We come now to the last of the "woes" Jesus spoke to the Pharisees and the lawyers (or scribes). The lawyers were experts in the mosaic law. Like the Pharisees, they had spent their lives studying Scripture. They knew all the prophecies concerning the coming Messiah. They had every bit of information they needed (the key of knowledge) to recognize their Messiah.
When Jesus arrived, He did not look like they expected. The scribes and Pharisees wanted a military king, like David. They wanted a Messiah who would chase out the Romans and restore Israel to its Davidic prominence and wealth. A suffering servant was not what they had in mind. Rather than embrace the Messiah God had sent, they rejected Him because He wasn't what they wanted.
The lawyers had the key of knowledge that would have allowed them to accept their Savior and enter the kingdom of God, but they "took it away". They refused to use the key they had at their disposal. The lawyers were not quiet about Jesus. They spoke against Him at every opportunity and they twisted Scripture in such a way that they deceived the people.
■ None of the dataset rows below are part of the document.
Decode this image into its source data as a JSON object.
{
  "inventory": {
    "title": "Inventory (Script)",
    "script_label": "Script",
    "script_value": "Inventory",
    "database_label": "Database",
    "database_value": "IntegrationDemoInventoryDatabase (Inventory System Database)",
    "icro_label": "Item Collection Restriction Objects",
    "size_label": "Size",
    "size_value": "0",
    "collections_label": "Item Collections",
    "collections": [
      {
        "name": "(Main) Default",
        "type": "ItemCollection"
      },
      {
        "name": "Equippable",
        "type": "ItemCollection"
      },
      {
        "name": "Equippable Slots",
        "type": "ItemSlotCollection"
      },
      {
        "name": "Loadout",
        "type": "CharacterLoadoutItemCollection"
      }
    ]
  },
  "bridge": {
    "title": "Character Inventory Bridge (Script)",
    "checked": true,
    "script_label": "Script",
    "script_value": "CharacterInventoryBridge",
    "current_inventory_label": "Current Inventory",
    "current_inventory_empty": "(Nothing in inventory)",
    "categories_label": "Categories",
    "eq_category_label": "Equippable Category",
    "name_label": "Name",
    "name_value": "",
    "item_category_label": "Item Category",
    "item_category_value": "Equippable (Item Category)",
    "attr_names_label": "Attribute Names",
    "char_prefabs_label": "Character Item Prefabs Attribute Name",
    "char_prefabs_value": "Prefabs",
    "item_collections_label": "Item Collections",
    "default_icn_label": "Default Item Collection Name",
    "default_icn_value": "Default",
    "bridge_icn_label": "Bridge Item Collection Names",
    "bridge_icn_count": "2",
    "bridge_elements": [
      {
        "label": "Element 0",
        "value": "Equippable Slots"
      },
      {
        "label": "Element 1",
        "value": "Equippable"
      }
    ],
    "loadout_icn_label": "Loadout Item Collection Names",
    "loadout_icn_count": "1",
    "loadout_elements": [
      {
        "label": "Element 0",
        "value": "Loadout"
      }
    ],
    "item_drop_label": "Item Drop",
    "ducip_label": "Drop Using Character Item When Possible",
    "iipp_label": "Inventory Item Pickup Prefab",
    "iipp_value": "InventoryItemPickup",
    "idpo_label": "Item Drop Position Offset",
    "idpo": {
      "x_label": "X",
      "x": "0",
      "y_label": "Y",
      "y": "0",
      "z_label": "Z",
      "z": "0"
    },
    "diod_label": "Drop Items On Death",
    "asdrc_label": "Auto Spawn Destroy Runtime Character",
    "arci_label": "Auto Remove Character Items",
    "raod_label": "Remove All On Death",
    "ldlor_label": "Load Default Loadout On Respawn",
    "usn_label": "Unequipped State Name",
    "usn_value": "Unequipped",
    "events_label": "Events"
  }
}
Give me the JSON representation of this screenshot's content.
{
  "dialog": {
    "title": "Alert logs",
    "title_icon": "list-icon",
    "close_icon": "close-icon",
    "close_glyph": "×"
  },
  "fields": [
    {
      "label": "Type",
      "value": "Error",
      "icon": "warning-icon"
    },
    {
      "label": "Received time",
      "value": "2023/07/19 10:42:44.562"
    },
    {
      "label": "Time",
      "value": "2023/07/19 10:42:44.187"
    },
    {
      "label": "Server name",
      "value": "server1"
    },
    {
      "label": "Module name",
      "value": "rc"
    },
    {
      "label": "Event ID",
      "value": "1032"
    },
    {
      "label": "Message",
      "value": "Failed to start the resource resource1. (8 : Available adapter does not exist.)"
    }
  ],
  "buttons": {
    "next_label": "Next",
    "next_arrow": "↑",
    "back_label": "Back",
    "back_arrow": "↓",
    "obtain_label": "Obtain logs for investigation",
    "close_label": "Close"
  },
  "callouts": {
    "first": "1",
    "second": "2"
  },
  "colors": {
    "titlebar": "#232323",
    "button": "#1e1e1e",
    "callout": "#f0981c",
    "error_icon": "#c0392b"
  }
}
In refusing to use their key (knowledge) to recognize their Messiah, they also hindered others from entering the kingdom of God. It's clear that Jesus held them responsible for both errors.
It is a tragedy to miss the kingdom of God because it doesn't look like what we expected. It is a much greater tragedy to prevent others from coming to Jesus because of our unbelief and our failure to understand God's plan.
When those of us who profess to be believers act in ways that are inconsistent with our faith, we can easily "take away the key of knowledge" from those who are unfamiliar with the things of God. What a tragedy for someone who doesn't know Jesus to look at my life and reject Him because of my choices! When I make it easy for someone to label me a hypocrite, or to see Christ as weak and ineffective because I fail to follow Him faithfully, I can hinder them from the kingdom.
It is a question of holiness. My life should gradually become more like Christ's. If my life looks exactly like those of the rest of the world, what difference has Christ made in me? I must allow Him to mold and shape me into someone better than what I am without Him. I must be a living monument to His grace for all to see.
When I refuse to be transformed, I hide the key of knowledge from those who look to me for evidence of Jesus. In so doing, I can prevent them from entering the kingdom of God, with eternal consequences.
May we never turn others away from Jesus by our choices but live in such a way that all who will can find an open door to Christ in us.